-- Records to process follows --

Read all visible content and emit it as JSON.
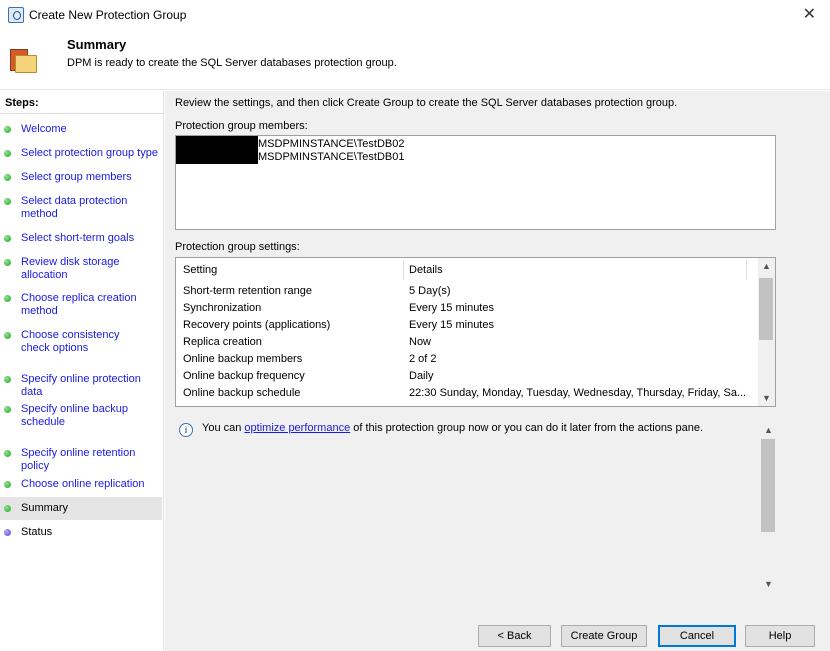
{
  "window": {
    "title": "Create New Protection Group",
    "close_glyph": "✕"
  },
  "header": {
    "title": "Summary",
    "description": "DPM is ready to create the SQL Server databases protection group.",
    "icon": "protection-group-folder-icon"
  },
  "steps": {
    "title": "Steps:",
    "items": [
      {
        "label": "Welcome",
        "status": "complete"
      },
      {
        "label": "Select protection group type",
        "status": "complete"
      },
      {
        "label": "Select group members",
        "status": "complete"
      },
      {
        "label": "Select data protection method",
        "status": "complete"
      },
      {
        "label": "Select short-term goals",
        "status": "complete"
      },
      {
        "label": "Review disk storage allocation",
        "status": "complete"
      },
      {
        "label": "Choose replica creation method",
        "status": "complete"
      },
      {
        "label": "Choose consistency check options",
        "status": "complete"
      },
      {
        "label": "Specify online protection data",
        "status": "complete"
      },
      {
        "label": "Specify online backup schedule",
        "status": "complete"
      },
      {
        "label": "Specify online retention policy",
        "status": "complete"
      },
      {
        "label": "Choose online replication",
        "status": "complete"
      },
      {
        "label": "Summary",
        "status": "current"
      },
      {
        "label": "Status",
        "status": "pending"
      }
    ],
    "colors": {
      "complete": "#21a221",
      "pending": "#5a3fd6",
      "link": "#1a1ae0"
    }
  },
  "main": {
    "review_text": "Review the settings, and then click Create Group to create the SQL Server databases protection group.",
    "members_label": "Protection group members:",
    "members": [
      "MSDPMINSTANCE\\TestDB02",
      "MSDPMINSTANCE\\TestDB01"
    ],
    "settings_label": "Protection group settings:",
    "settings_columns": [
      "Setting",
      "Details"
    ],
    "settings_rows": [
      {
        "setting": "Short-term retention range",
        "details": "5 Day(s)"
      },
      {
        "setting": "Synchronization",
        "details": "Every 15 minutes"
      },
      {
        "setting": "Recovery points (applications)",
        "details": "Every 15 minutes"
      },
      {
        "setting": "Replica creation",
        "details": "Now"
      },
      {
        "setting": "Online backup members",
        "details": "2 of 2"
      },
      {
        "setting": "Online backup frequency",
        "details": "Daily"
      },
      {
        "setting": "Online backup schedule",
        "details": "22:30 Sunday, Monday, Tuesday, Wednesday, Thursday, Friday, Sa..."
      }
    ],
    "info": {
      "prefix": "You can ",
      "link": "optimize performance",
      "suffix": " of this protection group now or you can do it later from the actions pane."
    }
  },
  "buttons": {
    "back": "< Back",
    "create": "Create Group",
    "cancel": "Cancel",
    "help": "Help"
  }
}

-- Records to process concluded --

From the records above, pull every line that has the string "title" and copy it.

    "title": "Create New Protection Group",
    "title": "Summary",
    "title": "Steps:",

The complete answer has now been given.